[Element data from apps and pages]
════════
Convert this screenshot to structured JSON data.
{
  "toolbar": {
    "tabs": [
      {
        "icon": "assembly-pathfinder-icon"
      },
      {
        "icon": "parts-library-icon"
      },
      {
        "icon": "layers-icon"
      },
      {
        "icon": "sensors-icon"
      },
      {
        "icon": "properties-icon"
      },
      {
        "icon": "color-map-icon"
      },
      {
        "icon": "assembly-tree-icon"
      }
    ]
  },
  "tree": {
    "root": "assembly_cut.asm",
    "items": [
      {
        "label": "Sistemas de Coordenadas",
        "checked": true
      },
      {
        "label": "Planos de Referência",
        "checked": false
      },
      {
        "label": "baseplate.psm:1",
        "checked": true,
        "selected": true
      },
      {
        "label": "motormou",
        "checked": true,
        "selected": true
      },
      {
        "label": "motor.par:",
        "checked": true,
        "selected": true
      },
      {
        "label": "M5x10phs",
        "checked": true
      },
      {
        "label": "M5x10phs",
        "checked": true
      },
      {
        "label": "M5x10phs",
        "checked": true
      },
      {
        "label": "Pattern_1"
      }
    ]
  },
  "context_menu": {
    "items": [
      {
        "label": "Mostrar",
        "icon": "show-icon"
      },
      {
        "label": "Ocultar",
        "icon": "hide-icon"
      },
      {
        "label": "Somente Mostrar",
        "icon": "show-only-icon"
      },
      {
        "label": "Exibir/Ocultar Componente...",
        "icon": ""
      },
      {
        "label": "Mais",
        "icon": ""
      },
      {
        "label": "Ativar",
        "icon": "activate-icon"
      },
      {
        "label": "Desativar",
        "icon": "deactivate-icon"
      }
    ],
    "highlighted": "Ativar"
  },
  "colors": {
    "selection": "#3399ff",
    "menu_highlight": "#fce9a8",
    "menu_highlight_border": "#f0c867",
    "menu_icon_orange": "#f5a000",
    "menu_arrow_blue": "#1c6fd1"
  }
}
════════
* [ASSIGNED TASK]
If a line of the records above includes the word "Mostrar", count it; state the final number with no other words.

* [EXERCISE SOLUTION]
2